At the same time, there has been an increased interest in patient safety issues.  There are many reports concerning the increasing levels of medical radiation that we are exposing patients to, and the potential long-term effects of these exposures.  New Ultrasound – First guidelines have been developed to encourage clinicians to avoid unnecessary radiation whenever appropriate.

A shift is occurring in Medicine – away from the current fee for service model and towards the pay for performance and cost containment models.  Since much of the cost of care is dictated by the cost of the tests we order, clinicians who utilize clinical judgment supplemented by low cost testing options will have the greatest success in reducing the overall costs of healthcare, while retaining reasonable compensation for their services.

It is clear that point of care ultrasound will have an essential role in reducing costs while providing quality and safety for patient care.

Side Note

One of the goals for this website is to present ultrasound topics with a focus on how the specific uses save time, increase safety and/or improve the cost effective practice of medicine.  We encourage participants attending ultrasound training seminars to respond with their experience and/or ideas on the same topic.  We anticipate continued improvements in the utilization of POC US through this free exchange from clinicians who are actively exploring the most effective uses for this technology (James Mateer MD RDMS).

Hot Tips – Locating the Common Bile Duct with Ultrasound


Here’s some quick pointers on how to easily locate and identify the common bile duct and portal splenic confluence using ultrasound. We even demonstrate this technique on easy as well as more challenging patients.
Demonstrated by Theresa Jorgensen, RDCS, RDMS, RVT, – Program Manager at Gulfcoast Ultrasound Institute.

To learn more techniques like this, please visit the course listings and browse our Abdominal ultrasound listings.

Esophageal rupture diagnosed with bedside ultrasound

By Derr C, Drake JM. University of South Florida, FL, USA.
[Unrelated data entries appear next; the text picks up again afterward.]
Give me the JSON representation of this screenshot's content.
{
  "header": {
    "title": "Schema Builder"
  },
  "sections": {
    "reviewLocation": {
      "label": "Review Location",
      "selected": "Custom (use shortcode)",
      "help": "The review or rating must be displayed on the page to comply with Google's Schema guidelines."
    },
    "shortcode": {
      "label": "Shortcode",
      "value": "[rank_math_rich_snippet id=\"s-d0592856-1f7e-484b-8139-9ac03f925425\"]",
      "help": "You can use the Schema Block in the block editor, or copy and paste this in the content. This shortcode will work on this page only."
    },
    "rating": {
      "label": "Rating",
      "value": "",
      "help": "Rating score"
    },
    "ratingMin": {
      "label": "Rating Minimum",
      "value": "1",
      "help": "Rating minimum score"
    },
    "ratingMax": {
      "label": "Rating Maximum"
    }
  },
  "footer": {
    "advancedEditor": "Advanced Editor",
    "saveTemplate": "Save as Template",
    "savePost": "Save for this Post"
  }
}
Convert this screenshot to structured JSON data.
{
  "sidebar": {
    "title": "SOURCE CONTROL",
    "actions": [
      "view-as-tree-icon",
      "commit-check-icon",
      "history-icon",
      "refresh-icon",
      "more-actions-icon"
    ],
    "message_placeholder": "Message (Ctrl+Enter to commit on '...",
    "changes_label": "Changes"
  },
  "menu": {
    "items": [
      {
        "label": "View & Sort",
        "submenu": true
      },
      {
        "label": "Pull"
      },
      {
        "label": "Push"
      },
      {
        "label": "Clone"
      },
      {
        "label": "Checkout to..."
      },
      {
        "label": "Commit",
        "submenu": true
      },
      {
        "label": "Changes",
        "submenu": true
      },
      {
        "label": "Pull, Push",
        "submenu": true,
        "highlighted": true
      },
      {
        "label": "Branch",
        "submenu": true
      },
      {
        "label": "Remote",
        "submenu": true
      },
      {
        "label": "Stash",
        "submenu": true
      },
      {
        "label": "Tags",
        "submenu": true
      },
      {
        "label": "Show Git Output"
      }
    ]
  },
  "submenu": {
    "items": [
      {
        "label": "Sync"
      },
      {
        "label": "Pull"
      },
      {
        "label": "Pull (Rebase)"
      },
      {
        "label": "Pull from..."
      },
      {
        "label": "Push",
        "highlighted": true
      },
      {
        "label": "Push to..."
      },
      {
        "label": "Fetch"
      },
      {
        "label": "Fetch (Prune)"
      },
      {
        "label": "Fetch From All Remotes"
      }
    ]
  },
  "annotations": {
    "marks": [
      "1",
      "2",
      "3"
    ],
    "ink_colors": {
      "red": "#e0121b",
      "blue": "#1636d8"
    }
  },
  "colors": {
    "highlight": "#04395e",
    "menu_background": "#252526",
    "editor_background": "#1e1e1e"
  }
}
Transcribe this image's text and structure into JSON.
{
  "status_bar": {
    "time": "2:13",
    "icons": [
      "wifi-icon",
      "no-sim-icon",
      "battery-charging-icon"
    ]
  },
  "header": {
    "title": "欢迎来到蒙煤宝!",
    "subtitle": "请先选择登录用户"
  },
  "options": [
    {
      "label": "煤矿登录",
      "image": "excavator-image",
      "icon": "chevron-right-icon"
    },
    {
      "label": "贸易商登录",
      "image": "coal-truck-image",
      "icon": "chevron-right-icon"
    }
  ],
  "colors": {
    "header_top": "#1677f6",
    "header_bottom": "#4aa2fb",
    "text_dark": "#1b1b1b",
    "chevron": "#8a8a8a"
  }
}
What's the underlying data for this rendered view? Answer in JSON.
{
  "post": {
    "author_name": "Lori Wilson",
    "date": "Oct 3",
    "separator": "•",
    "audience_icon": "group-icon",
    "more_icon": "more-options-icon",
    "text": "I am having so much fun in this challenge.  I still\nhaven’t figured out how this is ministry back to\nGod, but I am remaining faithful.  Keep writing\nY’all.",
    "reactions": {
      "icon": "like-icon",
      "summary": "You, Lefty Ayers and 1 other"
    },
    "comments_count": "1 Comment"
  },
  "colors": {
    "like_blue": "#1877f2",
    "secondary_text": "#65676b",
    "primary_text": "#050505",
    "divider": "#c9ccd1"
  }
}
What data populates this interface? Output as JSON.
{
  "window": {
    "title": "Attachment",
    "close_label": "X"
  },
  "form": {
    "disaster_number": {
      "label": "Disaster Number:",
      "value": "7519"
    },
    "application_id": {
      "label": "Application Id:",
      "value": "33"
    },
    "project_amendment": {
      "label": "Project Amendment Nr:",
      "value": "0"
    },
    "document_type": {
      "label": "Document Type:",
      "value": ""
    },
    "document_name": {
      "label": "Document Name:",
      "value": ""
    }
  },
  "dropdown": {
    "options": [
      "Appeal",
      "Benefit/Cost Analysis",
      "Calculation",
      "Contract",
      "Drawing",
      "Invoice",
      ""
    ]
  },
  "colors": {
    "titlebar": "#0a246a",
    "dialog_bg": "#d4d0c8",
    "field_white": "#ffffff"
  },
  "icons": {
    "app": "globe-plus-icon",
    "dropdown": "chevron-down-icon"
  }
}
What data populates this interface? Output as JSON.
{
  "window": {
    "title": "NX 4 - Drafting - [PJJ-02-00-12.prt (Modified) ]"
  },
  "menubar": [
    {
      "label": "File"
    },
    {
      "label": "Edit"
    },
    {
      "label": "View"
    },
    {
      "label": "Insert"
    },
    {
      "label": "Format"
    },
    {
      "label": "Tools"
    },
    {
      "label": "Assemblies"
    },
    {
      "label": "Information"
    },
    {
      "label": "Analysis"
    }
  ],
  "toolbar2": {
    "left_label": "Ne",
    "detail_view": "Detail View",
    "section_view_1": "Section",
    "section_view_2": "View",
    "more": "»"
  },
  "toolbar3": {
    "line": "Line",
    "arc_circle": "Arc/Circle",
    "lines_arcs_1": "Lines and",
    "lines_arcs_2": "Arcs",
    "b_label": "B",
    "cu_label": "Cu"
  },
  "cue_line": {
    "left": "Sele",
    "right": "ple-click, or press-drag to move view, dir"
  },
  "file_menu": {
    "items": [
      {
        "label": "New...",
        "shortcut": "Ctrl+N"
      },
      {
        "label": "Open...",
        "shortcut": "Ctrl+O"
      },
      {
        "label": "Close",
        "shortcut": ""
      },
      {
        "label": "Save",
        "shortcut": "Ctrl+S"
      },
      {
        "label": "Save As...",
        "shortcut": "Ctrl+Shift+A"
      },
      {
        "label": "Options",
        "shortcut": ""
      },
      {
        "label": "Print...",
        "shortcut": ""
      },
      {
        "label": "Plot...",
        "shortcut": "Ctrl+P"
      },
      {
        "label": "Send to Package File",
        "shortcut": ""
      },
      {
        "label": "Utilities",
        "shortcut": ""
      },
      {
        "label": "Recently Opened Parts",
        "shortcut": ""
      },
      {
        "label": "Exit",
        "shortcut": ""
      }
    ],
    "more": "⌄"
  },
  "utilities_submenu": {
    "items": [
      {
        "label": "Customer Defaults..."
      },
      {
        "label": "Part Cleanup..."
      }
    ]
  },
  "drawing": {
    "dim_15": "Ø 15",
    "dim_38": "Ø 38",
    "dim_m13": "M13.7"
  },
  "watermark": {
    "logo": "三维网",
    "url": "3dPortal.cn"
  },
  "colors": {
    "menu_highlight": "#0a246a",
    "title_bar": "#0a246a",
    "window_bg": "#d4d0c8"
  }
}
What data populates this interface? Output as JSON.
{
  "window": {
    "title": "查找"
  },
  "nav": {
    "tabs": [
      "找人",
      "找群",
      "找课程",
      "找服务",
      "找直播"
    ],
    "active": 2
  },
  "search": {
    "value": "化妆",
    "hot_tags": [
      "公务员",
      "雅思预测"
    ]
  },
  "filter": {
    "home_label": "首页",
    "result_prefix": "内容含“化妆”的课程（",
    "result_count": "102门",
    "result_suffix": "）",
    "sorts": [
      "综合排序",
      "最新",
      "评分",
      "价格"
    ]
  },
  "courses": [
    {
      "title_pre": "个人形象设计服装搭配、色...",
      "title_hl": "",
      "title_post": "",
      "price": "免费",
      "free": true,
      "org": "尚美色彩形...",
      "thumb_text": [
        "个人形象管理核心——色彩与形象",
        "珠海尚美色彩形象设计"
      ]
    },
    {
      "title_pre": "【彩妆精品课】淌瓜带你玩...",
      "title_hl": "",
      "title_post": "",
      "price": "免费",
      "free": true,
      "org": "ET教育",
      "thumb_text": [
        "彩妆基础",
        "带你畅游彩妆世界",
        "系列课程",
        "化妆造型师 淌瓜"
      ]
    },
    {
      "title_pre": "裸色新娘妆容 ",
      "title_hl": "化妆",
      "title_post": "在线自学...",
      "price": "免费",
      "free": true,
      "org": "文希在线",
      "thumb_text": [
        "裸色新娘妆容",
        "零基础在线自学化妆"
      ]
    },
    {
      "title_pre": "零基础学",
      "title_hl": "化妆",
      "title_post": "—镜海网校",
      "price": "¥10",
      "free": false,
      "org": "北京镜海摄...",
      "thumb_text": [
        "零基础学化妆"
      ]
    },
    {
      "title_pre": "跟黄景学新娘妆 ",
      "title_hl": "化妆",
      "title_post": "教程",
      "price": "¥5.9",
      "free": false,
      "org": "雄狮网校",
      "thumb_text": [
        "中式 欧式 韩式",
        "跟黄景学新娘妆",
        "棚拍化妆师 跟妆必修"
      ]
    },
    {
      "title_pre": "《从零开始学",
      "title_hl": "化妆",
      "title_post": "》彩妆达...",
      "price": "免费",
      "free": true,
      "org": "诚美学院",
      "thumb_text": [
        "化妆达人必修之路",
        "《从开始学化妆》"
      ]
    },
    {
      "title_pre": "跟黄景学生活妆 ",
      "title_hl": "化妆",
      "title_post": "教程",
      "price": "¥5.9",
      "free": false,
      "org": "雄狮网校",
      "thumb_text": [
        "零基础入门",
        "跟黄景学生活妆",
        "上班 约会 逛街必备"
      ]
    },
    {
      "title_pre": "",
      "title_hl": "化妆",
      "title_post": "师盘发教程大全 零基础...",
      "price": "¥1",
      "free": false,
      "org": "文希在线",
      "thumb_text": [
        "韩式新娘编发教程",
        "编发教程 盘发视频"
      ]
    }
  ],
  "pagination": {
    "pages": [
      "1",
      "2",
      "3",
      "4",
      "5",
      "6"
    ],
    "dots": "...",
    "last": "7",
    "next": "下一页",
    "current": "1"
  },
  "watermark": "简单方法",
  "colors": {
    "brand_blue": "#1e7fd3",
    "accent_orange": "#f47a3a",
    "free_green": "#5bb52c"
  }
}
A 69-year-old man presented to the emergency department with hematemesis, hypotension, tachycardia, and hypothermia. The emergency physician performed a bedside ultrasound of the chest, heart, and abdomen. The heart was unable to be visualized in the parasternal, apical, or subxiphoid windows, and free fluid and particulate matter were visualized in the chest and abdomen. The inability to visualize the heart in the normal cardiac windows suggested a diagnosis of pneumopericardium. Based upon the patient’s presenting symptoms and ultrasound findings, an esophageal perforation was suspected. Esophageal perforation is a medical emergency. Deterioration and death due to sepsis can occur within hours of presentation [6]. Although there is a great deal of literature discussing the diagnosis of esophageal perforation by chest radiograph, computed tomography (CT), and esophagography, there are no articles on the role of ultrasound. Esophageal perforation may result in the communication of air between the esophagus and pericardium and the leakage of gastric contents into the chest and peritoneal cavity. The presence of air in the pericardial sac results in nonvisualization of the heart on ultrasound. Fluid in the chest and abdomen may be visualized in the posterior upper abdominal windows. Although these ultrasound findings alone are not entirely specific for esophageal perforation, when coupled with a high index of suspicion due to the patient presentation, ultrasound can be one of the most portable, readily available, low-cost, and minimally invasive techniques to make the diagnosis of esophageal perforation.

Derr, C. & Drake, J. Esophageal rupture diagnosed with bedside ultrasound. The American journal of emergency medicine 30, 2093.e1–3 (2012).

or check out the full article on